Visitors to the Wild Wood will have seen that planting in the Jubilee Wood is well advanced with over 800 individual whips and their spiral protection set in the ground in the autumn of 2022 after we had seeded a large area with a grass and wild flower meadow mix provided by Mid Suffolk District Council. Things really got underway quickly after we secured the lease on the new land and the relatively mild winter has resulted in the whips being full of buds and the seed germinating so we look forward to the coming spring with keen anticipation.
We had our first meeting of the year and agreed on some dates and some events that we hope will attract support and so please add the following to your diaries if you can:
10.00am to mid-day on Saturday 8th of April – traditional, Easter egg hunt in the Wild Wood.
7.00pm on Wednesday 5th July – AGM in the story telling circle in the Wild Wood.
5pm on Saturday 15th July – Pizza Night in the Wild Wood.
Moth count in August – date & time to be advised.
9th September – a bat walk – date & time to be advised.
Mowing and raking event – September – date & time to be advised.
4pm on Saturday 28th October – Pumpkin Trail event in the Wild Wood hopefully with a story teller.
Planting more whips and trees in the Jubilee Wood – November – date & time to be advised.
This programme gives some idea about how the woods are contributing to quality of life in Walsham le Willows for residents and as a haven for bio-diversity.

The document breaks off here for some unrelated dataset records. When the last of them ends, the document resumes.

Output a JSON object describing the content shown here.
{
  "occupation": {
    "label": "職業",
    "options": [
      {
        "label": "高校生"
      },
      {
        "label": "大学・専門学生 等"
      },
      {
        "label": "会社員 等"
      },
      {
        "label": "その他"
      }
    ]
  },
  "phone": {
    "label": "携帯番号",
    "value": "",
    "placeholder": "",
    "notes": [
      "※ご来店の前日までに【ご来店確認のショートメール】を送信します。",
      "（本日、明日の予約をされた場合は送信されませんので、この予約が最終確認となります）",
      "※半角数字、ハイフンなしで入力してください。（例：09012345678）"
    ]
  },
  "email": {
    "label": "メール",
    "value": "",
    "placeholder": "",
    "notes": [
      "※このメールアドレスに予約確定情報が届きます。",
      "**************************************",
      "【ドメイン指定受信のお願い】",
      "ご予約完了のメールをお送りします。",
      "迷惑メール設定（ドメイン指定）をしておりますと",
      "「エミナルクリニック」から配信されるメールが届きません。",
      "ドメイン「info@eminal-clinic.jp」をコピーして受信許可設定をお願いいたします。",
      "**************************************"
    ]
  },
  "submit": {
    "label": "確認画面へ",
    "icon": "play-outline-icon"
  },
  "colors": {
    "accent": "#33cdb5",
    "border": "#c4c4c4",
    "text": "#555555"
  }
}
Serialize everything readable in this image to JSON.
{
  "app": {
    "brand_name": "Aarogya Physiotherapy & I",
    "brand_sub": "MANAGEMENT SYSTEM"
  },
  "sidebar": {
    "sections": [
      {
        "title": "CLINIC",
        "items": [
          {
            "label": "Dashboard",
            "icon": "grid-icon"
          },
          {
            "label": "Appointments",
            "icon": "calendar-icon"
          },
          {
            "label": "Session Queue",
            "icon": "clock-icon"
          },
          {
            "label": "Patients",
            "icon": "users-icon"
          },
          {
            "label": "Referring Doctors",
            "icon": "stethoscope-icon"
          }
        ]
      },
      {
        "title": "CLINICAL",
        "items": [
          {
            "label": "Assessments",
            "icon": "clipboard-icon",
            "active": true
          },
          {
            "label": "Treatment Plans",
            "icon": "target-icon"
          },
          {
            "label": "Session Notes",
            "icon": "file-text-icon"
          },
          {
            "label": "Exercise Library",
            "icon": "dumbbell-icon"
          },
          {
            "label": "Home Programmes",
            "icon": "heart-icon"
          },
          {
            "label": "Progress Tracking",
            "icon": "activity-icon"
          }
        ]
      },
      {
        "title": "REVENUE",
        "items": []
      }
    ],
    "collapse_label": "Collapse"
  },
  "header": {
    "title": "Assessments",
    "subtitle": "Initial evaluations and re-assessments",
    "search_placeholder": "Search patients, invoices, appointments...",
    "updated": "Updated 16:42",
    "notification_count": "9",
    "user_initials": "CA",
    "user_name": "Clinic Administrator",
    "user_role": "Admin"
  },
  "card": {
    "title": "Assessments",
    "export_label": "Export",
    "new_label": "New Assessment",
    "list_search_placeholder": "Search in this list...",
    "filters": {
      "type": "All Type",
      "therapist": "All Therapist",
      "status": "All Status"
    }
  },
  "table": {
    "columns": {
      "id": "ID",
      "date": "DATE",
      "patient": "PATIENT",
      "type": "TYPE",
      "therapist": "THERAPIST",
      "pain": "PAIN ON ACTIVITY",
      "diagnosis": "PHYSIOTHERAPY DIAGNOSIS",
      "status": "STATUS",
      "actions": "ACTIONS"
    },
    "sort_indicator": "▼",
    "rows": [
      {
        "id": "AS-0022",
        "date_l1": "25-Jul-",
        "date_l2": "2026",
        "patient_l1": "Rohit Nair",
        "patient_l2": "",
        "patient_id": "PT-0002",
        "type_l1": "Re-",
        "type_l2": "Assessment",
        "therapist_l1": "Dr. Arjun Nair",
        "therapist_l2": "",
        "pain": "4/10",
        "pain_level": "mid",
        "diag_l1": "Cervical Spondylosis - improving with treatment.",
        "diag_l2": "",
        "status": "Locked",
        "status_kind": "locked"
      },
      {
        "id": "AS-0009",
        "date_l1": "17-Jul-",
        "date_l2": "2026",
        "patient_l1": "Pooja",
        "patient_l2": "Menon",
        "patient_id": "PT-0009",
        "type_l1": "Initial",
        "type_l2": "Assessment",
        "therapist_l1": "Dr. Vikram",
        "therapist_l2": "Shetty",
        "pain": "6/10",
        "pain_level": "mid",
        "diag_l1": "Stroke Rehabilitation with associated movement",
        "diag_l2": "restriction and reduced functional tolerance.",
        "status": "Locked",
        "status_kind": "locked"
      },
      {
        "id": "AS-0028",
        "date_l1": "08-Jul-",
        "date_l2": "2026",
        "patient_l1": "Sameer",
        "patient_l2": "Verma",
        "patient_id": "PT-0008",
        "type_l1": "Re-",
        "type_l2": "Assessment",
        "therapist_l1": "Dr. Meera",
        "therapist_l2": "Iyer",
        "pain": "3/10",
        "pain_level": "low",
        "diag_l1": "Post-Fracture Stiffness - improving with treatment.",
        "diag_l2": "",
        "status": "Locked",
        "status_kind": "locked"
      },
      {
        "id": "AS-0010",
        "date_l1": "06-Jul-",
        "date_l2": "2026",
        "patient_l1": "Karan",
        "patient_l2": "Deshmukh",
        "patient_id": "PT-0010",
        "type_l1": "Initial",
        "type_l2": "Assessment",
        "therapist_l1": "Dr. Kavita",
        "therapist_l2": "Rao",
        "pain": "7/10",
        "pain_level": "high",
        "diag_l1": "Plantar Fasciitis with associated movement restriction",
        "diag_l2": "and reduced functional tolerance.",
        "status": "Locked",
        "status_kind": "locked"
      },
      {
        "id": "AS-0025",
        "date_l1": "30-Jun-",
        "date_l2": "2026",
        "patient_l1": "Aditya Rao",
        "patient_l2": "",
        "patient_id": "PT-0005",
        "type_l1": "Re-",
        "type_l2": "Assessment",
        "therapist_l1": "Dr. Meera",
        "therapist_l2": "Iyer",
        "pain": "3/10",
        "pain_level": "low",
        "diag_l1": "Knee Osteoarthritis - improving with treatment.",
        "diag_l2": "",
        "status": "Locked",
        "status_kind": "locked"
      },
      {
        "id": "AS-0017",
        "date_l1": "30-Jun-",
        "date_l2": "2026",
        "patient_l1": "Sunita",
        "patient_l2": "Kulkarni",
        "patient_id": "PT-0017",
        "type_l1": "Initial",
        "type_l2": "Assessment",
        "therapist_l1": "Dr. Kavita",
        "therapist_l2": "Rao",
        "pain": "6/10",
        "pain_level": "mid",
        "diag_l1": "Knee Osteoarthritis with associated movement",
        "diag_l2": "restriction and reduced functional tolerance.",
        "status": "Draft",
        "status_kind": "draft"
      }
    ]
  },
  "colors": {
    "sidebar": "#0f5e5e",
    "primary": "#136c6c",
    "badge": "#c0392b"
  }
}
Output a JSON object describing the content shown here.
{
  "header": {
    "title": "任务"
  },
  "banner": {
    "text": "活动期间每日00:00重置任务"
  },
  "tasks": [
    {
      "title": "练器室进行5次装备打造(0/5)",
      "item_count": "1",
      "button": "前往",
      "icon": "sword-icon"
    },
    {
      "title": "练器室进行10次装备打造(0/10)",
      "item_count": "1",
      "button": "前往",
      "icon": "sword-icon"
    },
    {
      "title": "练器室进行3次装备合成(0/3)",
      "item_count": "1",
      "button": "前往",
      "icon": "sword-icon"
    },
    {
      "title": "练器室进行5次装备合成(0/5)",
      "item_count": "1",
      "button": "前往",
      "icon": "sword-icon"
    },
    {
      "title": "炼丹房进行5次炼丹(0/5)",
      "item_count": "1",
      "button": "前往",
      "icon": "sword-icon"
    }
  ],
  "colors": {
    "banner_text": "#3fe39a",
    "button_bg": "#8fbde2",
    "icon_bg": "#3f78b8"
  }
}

If you are interested in sponsoring tree planting as a personal memorial then please do make contact and the group will plan this for the next planting season.
Free ice cream, a big playtime and family and friends meet up
All welcome on Saturday April 22nd at 10:30-11:30
Our village play park has undergone a major upgrade with lots of new climbing and play equipment to keep all the children in the village active and happy. The Parish Council, led by Councillor Brian Kinnair, have organised the improvements and are pleased to invite you to this celebration event.
At the celebration daye the Parish Council will unveil the new signage designed by pupils from Walsham Primary School to celebrate this achievement and acknowledge the financial support received to make the project happen.
This event will follow a Spring working party day on March 18th to generally tidy up the older equipment and the site.